In addition to examining your cat regularly at home for early signs of illness, it's also a good idea to take him or her to the vet for an annual wellness check up. This can be crucial when it comes to detecting subtle changes in your pet's health, especially important for a species likely to hide illness until it becomes severe.
Your vet will want to check your cat over thoroughly at least once a year, more frequently if your cat is older or has special medical needs. Regular check ups are important to keep your cat healthy and prevent certain diseases. Your vet will check your cat over, including listening to his/her heart and lungs, palpating his/her abdomen, checking for skin/coat problems and checking eyes and ears for example.
Yearly vaccinations are important for disease prevention and include vaccination against cat flu (feline herpes virus, calici virus), feline enteritis (feline parvovirus), feline leukaemia virus and feline chlamydophila (a bacteria causing conjunctivitis). Rabies vaccination will be required if you plan to take your cat out of the UK as part of the ‘Pet Passport’ scheme.
Fleas, ticks and worms
Another subject you should discuss with your vet is the control of fleas and ticks. Remember that fleas, or at least their larvae, can live year-round in your home and garden and ticks can transmit nasty diseases. Vets can advise on tape and roundworm prevention too.
If you do not plan to breed from your cat neutering is recommended to prevent unwanted kittens, as well as health problems including some types of cancer and some infectious diseases. If you have a new kitten; talk to your vet about the best time for neutering and if you have adopted an un-neutered cat discuss neutering as soon as possible, as well as an appropriate diet for the neutered cat to avoid unwanted weight gain.
Changes in behaviour or problem behaviours such as inappropriate urination can indicate an underlying disease or behavioural problem so discuss with your vet, who may recommend your cat is referred to a trained behaviourist.
Cats rarely show their owners signs of a dental problem so it is important the vet checks his/her teeth. Dental disease is common in cats, especially as they get older and can be very painful and require dental procedures to be performed. Home care can also be discussed as, with training, cats will allow their owners to clean their teeth.
Weight and body condition
Obesity is a common problem in cats so take this opportunity to weigh your cat and discuss his/her body condition. You can discuss a diet plan and ways to increase your cat’s activity or perhaps join a weight loss scheme run by your veterinary practice, if available. Equally if your cat has lost weight since he/she was last weighed this could be a sign of a health problem.

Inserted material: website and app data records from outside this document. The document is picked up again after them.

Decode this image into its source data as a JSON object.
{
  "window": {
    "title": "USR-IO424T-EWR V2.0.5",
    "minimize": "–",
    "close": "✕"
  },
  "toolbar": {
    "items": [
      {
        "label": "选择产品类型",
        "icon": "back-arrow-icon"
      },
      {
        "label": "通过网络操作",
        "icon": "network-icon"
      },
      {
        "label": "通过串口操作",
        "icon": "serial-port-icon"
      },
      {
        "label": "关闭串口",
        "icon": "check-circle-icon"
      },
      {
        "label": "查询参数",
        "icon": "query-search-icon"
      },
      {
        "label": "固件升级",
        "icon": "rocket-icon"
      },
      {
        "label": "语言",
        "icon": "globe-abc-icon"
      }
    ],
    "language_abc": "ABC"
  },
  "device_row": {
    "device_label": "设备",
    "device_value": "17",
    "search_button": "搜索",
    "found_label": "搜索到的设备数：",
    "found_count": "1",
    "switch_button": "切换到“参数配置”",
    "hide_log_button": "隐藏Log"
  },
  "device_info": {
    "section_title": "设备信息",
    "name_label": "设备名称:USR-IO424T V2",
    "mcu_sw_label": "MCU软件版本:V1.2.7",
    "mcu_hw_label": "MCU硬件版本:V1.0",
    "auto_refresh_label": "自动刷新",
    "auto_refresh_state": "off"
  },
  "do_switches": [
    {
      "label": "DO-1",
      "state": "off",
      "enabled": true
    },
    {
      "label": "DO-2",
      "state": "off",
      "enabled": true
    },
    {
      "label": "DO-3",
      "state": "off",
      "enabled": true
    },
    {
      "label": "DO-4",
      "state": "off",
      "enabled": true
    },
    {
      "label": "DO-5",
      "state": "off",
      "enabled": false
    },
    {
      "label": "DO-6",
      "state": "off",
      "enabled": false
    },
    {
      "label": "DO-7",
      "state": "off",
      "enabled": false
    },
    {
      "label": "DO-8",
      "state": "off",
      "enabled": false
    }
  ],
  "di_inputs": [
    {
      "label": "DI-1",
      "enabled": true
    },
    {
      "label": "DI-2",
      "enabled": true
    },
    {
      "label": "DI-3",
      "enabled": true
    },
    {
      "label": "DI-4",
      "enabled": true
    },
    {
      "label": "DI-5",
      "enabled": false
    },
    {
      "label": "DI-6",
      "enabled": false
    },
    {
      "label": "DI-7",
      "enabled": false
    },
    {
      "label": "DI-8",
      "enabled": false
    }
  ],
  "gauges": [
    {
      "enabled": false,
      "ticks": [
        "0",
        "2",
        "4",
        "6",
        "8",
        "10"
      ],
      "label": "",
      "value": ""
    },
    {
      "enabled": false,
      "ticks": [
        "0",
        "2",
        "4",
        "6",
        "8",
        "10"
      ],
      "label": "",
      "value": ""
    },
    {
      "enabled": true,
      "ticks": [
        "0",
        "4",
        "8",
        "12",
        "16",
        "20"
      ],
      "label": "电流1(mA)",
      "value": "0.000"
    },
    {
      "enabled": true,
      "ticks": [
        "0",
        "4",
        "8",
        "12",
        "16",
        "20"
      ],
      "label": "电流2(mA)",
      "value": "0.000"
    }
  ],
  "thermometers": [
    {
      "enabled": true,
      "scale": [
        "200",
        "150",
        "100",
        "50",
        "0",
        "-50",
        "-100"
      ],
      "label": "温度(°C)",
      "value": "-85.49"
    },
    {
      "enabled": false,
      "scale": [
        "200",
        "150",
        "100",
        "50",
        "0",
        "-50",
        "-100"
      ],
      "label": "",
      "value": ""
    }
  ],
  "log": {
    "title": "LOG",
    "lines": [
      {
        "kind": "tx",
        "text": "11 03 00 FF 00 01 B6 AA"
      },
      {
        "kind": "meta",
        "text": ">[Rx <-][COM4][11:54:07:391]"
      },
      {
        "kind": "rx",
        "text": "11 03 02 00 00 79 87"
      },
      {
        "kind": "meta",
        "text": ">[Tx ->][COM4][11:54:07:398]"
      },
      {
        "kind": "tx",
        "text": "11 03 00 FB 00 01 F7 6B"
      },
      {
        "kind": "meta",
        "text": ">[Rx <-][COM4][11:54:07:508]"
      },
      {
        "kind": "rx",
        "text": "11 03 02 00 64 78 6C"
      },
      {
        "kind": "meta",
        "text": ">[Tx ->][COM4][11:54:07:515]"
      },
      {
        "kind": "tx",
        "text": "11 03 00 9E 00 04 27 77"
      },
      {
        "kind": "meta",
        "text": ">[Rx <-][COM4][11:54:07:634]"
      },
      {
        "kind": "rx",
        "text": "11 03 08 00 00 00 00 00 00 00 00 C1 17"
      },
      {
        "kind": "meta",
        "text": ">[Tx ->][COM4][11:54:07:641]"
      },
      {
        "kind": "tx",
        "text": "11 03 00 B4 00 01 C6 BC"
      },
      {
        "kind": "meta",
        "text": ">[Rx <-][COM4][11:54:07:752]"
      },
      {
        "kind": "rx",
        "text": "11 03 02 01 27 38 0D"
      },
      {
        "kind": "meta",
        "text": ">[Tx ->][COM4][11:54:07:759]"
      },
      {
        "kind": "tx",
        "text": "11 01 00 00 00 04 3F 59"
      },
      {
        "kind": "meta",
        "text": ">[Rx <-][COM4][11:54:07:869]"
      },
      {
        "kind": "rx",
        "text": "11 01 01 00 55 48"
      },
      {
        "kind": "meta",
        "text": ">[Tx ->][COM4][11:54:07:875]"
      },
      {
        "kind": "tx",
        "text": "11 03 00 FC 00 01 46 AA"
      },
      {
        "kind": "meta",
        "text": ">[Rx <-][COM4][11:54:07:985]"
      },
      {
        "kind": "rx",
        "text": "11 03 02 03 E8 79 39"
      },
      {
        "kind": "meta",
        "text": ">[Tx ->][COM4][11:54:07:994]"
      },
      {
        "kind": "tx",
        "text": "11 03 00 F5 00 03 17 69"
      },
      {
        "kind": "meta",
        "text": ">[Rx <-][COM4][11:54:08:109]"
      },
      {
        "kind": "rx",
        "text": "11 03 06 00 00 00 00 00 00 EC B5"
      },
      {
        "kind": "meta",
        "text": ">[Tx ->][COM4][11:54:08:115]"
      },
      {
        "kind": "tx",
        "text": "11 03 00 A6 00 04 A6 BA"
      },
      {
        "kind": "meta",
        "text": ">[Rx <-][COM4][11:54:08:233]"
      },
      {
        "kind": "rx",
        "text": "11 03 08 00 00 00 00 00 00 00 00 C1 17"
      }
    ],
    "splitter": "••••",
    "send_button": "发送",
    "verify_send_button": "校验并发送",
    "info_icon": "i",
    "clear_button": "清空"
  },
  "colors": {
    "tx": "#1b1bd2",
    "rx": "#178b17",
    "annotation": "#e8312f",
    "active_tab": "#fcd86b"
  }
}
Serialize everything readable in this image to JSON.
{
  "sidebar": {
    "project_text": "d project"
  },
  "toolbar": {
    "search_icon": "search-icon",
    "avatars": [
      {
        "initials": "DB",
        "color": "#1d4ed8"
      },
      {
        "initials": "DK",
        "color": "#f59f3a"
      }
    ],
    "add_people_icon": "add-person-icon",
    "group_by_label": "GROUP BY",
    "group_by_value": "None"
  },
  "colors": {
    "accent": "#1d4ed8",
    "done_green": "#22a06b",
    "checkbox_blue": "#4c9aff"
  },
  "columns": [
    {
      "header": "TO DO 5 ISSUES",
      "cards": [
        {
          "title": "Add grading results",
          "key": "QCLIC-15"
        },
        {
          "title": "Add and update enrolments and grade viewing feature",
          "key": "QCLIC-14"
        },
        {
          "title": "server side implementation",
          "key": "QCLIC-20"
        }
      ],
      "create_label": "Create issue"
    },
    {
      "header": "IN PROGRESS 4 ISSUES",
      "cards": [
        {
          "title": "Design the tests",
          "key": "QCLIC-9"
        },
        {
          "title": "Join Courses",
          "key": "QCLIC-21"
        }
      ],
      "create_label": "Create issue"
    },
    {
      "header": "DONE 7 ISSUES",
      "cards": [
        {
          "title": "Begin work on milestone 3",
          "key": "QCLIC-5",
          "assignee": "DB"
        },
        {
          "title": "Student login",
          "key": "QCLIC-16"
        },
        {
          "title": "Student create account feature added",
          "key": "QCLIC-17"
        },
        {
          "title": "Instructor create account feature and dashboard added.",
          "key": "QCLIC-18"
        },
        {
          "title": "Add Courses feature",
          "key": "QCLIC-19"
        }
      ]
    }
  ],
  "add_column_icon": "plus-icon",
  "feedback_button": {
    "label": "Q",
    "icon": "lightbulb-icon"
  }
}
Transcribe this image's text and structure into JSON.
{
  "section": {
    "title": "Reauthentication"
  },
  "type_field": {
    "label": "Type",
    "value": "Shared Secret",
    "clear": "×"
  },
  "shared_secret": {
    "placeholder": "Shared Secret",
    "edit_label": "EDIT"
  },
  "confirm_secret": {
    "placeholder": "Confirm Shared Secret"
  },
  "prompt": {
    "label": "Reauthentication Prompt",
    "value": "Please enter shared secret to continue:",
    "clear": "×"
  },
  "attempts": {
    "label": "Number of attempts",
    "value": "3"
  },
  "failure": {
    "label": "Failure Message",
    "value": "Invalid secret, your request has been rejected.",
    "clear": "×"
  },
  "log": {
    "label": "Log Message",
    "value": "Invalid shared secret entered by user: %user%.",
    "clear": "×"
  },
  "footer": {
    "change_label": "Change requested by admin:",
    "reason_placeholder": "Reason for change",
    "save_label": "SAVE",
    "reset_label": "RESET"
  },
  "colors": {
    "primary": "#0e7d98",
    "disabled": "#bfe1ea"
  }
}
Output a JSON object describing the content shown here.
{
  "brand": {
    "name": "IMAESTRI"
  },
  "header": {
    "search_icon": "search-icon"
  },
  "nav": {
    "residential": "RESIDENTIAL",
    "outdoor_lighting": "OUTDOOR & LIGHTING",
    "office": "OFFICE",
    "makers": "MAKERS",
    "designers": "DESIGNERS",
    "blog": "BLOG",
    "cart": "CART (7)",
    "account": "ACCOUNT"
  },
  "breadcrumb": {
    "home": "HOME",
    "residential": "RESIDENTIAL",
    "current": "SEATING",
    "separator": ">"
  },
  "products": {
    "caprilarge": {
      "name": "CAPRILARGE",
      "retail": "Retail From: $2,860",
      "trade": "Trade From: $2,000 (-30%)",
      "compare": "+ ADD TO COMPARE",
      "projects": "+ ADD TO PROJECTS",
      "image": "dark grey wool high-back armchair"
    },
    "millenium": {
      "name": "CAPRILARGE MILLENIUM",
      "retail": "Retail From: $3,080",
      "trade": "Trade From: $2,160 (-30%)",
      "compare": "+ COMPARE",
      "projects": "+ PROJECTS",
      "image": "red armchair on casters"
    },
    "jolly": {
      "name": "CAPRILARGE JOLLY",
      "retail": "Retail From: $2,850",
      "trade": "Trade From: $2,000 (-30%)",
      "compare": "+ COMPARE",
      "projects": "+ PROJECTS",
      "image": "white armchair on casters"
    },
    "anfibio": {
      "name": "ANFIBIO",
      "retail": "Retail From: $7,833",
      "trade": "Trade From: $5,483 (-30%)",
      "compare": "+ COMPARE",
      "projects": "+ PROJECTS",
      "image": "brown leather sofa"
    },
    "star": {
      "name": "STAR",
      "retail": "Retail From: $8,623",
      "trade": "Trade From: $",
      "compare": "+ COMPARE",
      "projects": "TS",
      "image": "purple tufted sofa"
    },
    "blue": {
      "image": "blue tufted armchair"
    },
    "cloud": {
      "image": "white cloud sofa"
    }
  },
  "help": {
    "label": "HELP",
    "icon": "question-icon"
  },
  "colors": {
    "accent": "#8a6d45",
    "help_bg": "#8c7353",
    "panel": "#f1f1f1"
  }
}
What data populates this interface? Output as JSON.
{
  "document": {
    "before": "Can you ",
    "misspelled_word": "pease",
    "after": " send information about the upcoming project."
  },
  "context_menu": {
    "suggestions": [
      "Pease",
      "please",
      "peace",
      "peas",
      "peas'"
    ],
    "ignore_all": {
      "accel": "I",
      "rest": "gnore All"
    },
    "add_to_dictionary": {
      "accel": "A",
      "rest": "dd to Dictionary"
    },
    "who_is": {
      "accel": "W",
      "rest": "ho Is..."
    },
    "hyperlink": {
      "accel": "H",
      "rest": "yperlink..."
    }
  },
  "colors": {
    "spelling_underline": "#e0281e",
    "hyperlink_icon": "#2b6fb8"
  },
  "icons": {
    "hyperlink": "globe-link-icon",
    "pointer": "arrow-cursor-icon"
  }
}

If your cat is getting older, more regular check ups are recommended. This should include measurement of blood pressure if indicated. You can talk about any problems you have noticed, however small with your vet. Discuss food and water intake, activity level and any other concerns. Just like people, senior cats may suffer from various organ system problems, osteoarthritis, loss of vision or hearing, and even memory loss or dementia. Cats are very good at hiding signs of disease so your vet can advise you what to look out for. Luckily, many problems can be successfully managed with medication or simple changes to their lifestyle.